This week’s Courier Herald Column:
On August 28th, we marked the 50th anniversary of Martin Luther King’s “I Have A Dream” Speech. It is, of course, the one where he told that he had “a dream that my four little children will one day live in a nation where they will not be judged by the color of their skin, but by the content of their character.” It marked an unbridled hope and optimism for what the civil rights movement could accomplish.
This past Sunday, we marked the 50th anniversary of the bombing of Birmingham Alabama’s 16th Street Baptist Church. Four little girls – Addie Mae Collins, Carole Robertson, Cynthia Wesley Morris, and Denise McNair – did not live to see a world where they would be judged as adults on the content of their character. It was the antithesis of Dr. King’s speech. It revealed dark truths about the organized resistance to the movement. It demonstrated irreconcilable realities that existed between the status quo and the American dream.

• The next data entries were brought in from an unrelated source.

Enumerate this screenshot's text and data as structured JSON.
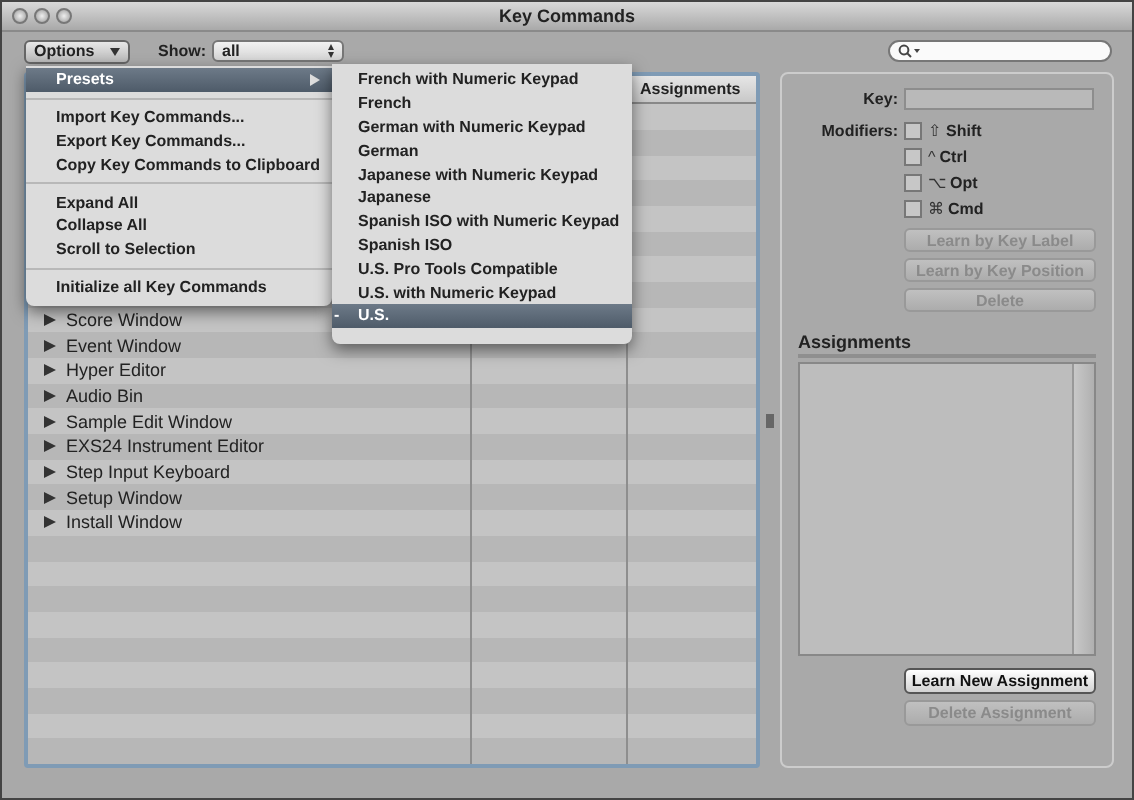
{
  "window": {
    "title": "Key Commands"
  },
  "toolbar": {
    "options_button": "Options",
    "show_label": "Show:",
    "show_value": "all"
  },
  "table": {
    "columns": [
      {
        "label": "Assignments"
      }
    ],
    "rows": [
      {
        "name": "Score Window",
        "expanded": false
      },
      {
        "name": "Event Window",
        "expanded": false
      },
      {
        "name": "Hyper Editor",
        "expanded": false
      },
      {
        "name": "Audio Bin",
        "expanded": false
      },
      {
        "name": "Sample Edit Window",
        "expanded": false
      },
      {
        "name": "EXS24 Instrument Editor",
        "expanded": false
      },
      {
        "name": "Step Input Keyboard",
        "expanded": false
      },
      {
        "name": "Setup Window",
        "expanded": false
      },
      {
        "name": "Install Window",
        "expanded": false
      }
    ]
  },
  "options_menu": [
    {
      "kind": "submenu",
      "label": "Presets",
      "selected": true
    },
    {
      "kind": "separator"
    },
    {
      "kind": "item",
      "label": "Import Key Commands...",
      "selected": false
    },
    {
      "kind": "item",
      "label": "Export Key Commands...",
      "selected": false
    },
    {
      "kind": "item",
      "label": "Copy Key Commands to Clipboard",
      "selected": false
    },
    {
      "kind": "separator"
    },
    {
      "kind": "item",
      "label": "Expand All",
      "selected": false
    },
    {
      "kind": "item",
      "label": "Collapse All",
      "selected": false
    },
    {
      "kind": "item",
      "label": "Scroll to Selection",
      "selected": false
    },
    {
      "kind": "separator"
    },
    {
      "kind": "item",
      "label": "Initialize all Key Commands",
      "selected": false
    }
  ],
  "presets_menu": [
    {
      "label": "French with Numeric Keypad",
      "selected": false
    },
    {
      "label": "French",
      "selected": false
    },
    {
      "label": "German with Numeric Keypad",
      "selected": false
    },
    {
      "label": "German",
      "selected": false
    },
    {
      "label": "Japanese with Numeric Keypad",
      "selected": false
    },
    {
      "label": "Japanese",
      "selected": false
    },
    {
      "label": "Spanish ISO with Numeric Keypad",
      "selected": false
    },
    {
      "label": "Spanish ISO",
      "selected": false
    },
    {
      "label": "U.S. Pro Tools Compatible",
      "selected": false
    },
    {
      "label": "U.S. with Numeric Keypad",
      "selected": false
    },
    {
      "label": "U.S.",
      "selected": true,
      "mark": "-"
    }
  ],
  "inspector": {
    "key_label": "Key:",
    "modifiers_label": "Modifiers:",
    "modifiers": [
      {
        "symbol": "⇧",
        "label": "Shift",
        "checked": false
      },
      {
        "symbol": "^",
        "label": "Ctrl",
        "checked": false
      },
      {
        "symbol": "⌥",
        "label": "Opt",
        "checked": false
      },
      {
        "symbol": "⌘",
        "label": "Cmd",
        "checked": false
      }
    ],
    "buttons": [
      {
        "label": "Learn by Key Label",
        "disabled": true
      },
      {
        "label": "Learn by Key Position",
        "disabled": true
      },
      {
        "label": "Delete",
        "disabled": true
      }
    ],
    "assignments_title": "Assignments",
    "assignment_buttons": [
      {
        "label": "Learn New Assignment",
        "disabled": false
      },
      {
        "label": "Delete Assignment",
        "disabled": true
      }
    ]
  }
}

A half century later, there is measurable and documented progress. While Denise McNair was denied her dream, an 8 year old friend of hers achieved what would have then been thought impossible. She became Provost of Stanford University, National Security Adviser, and eventually, Condoleezza Rice became America’s face to the diplomatic world as Secretary of State.
There is opportunity for people of color that did not exist 50 years ago. Voting rights are not only available in theory, but according to CNN, African Americans voted in larger percentages during the 2012 election than their white counterparts, 66% to 64.1% respectively.
Where there remains significant room for improvement, however, is recognizing the opportunity that exists in theory needs continued attention to exist in reality. Economic mobility is now possible for those prepared to embrace the challenges that come along that path. But too many Americans – including a high concentration of people of color – have languished during fifty years of Great Society programs locked in neighborhoods of poverty.
The common denominator for those who will spend their lives at the bottom of America’s economic scale is no longer skin color but a failing education system in our poorest neighborhoods. And yet, students in these school systems too often face an education bureaucracy that has given up on those who they are charged with preparing to overcome their surroundings. One teacher implicated in Atlanta’s recent school testing scandal justified her actions with “I had to give them the answers. Those kids were dumb as hell.”
The problem is not simply one of money. After all, the City of Atlanta spends more per student than any system in Georgia. While there are bright spots, the system as a whole continues to produce too many students who are ill prepared to accept the challenge of America’s opportunity.
The children trapped in these failing schools remain there due to those fighting to protect the status quo from the left and indifference from the right. Too many on the left continue to ask for “more money” without being able to quantify “how much” or couple the requested additional investment with systemic change to bring about a different result. The battle seems to be to get others to write a bigger check and hope the problem goes away.
Too many on the right look at the problem from their suburban homes in good school districts and see the problem as one of local control – and thus not of their making. It is a short sighted view that does not account for the long term problems created by perpetuating generations of poverty.
The results of Georgia’s 2012 Charter School Amendment demonstrate that those in the areas with the most troubled public school system understood the need for alternatives. Charter schools can be an effective solution to combat an entrenched education establishment that has given up and believes giving out test answers is easier than educating.
At the same time, those from traditionally white affluent suburbs who are searching for ways to reach out to minority groups cannot sit on their hands in silence when a Dr. Ben Carson tells them that this is a problem which we co-own. The reality is that poor areas do not have the same tax base as wealthy ones, and that it will cost more to educate a student who does not come to a public school prepared to learn or with the home situation conducive to educational advancement. Republicans can no longer be viewed as indifferent to these facts if they are to make electoral progress in these areas.
If we are to improve the dream over the next 50 years, we will have to take a long, honest look at ensuring economic mobility for all. This must start with ensuring that all Americans, regardless of the economic circumstances which they are born into, have access to a quality education.